> [About this exercise]:
From the material below, return every line that includes "JSON".

══ Record excerpts

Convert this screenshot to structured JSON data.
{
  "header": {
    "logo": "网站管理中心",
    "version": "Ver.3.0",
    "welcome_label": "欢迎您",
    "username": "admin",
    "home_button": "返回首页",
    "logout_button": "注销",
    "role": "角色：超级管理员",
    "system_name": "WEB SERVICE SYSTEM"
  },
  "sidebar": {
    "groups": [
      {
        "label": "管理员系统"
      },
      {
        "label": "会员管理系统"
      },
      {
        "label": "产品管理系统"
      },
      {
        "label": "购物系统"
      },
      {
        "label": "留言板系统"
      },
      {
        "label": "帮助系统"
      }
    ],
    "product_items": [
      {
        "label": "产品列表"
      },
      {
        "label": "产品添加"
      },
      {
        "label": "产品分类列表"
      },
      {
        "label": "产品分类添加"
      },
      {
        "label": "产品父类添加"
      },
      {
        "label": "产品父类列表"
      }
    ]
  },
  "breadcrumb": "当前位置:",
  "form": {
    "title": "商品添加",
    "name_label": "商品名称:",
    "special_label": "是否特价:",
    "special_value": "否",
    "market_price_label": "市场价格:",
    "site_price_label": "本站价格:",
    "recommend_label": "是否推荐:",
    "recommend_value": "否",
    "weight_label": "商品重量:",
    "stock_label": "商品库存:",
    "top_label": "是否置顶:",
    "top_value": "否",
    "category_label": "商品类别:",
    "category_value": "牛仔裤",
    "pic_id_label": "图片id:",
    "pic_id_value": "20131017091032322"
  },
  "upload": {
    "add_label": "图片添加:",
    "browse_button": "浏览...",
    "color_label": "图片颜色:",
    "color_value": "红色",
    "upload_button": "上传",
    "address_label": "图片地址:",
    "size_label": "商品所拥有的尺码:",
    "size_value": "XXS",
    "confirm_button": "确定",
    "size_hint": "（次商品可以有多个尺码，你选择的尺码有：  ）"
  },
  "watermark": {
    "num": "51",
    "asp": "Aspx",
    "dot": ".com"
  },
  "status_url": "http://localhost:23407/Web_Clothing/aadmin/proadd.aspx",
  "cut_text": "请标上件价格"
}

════
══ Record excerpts

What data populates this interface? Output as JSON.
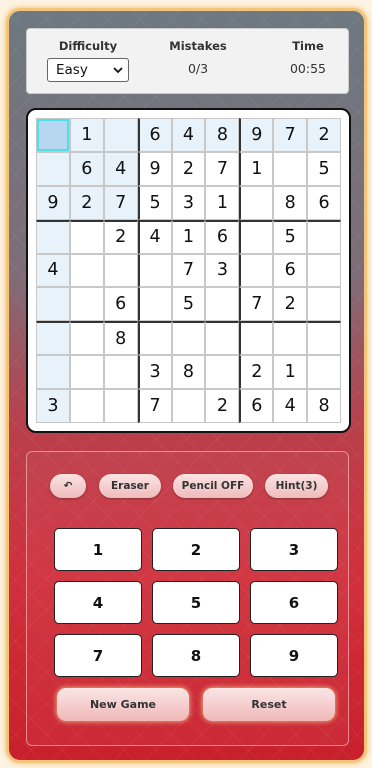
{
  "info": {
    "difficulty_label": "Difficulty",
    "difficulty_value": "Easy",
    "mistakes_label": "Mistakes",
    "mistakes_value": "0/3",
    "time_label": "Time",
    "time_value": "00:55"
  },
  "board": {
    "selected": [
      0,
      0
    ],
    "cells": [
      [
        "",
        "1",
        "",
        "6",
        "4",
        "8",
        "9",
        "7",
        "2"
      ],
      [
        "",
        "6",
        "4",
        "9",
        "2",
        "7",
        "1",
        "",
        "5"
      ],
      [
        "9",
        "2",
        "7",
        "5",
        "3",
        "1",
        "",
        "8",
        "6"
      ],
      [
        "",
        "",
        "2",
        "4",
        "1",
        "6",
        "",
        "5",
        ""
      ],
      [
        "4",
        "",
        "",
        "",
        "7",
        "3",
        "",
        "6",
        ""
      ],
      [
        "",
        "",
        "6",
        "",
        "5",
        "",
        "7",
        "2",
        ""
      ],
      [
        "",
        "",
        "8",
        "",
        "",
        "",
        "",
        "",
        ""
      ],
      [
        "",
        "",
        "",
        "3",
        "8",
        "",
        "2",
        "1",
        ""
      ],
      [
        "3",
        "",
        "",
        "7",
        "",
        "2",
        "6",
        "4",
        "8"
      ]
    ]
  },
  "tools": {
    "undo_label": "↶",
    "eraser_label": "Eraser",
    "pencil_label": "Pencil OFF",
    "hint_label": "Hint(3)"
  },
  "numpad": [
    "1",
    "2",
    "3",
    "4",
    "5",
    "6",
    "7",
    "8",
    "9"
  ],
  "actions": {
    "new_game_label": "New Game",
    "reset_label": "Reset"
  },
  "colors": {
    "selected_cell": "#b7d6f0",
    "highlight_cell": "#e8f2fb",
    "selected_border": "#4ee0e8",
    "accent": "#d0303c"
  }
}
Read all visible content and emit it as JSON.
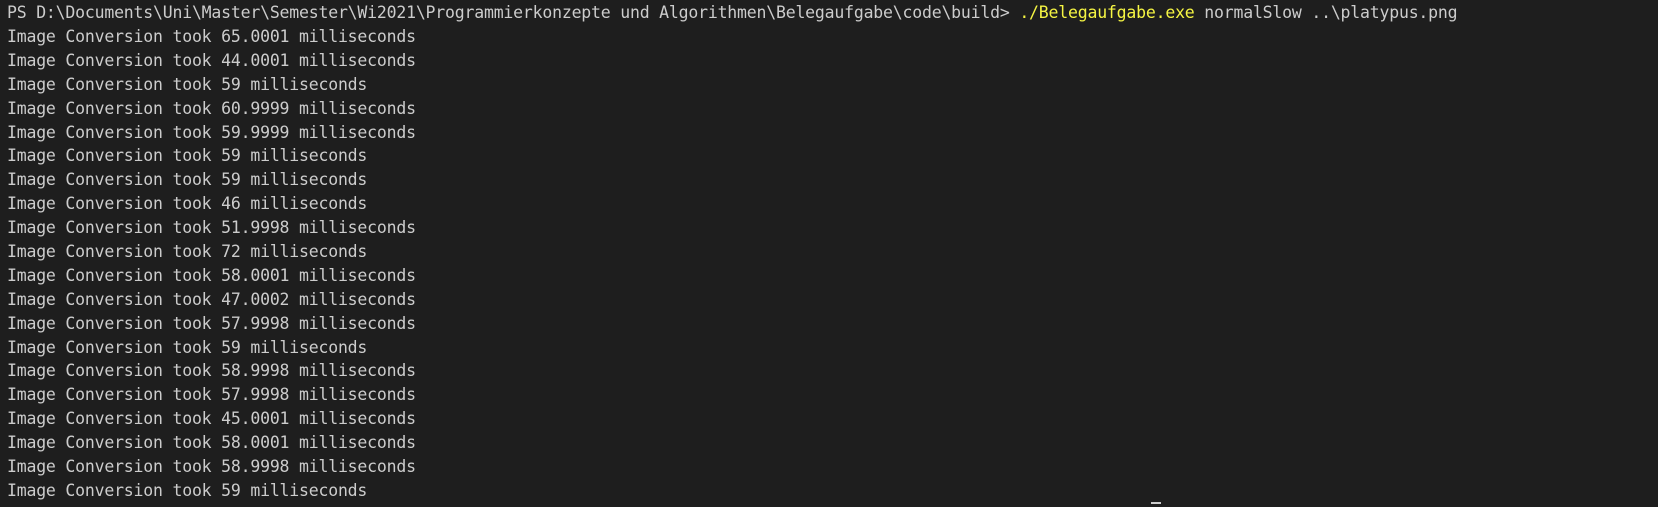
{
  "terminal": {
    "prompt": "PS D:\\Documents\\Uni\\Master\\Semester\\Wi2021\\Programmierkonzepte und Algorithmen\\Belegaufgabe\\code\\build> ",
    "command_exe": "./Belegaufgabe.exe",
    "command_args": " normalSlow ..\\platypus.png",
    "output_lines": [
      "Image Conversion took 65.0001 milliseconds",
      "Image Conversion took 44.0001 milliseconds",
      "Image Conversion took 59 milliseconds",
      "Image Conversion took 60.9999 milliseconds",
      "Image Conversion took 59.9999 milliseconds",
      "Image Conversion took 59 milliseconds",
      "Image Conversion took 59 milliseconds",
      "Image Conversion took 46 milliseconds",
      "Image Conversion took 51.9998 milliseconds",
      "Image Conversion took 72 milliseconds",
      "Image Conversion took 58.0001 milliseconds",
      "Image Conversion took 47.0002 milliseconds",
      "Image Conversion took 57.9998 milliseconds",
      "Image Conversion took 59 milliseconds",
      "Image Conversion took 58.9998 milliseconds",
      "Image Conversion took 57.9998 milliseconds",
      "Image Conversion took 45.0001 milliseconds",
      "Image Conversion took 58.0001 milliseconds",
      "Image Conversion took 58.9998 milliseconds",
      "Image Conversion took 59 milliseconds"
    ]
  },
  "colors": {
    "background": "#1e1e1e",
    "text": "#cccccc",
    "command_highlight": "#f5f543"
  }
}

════

> [Output for this task]:
Convert this screenshot to structured JSON data.
What data populates this interface? Output as JSON.
Read all visible content and emit it as JSON.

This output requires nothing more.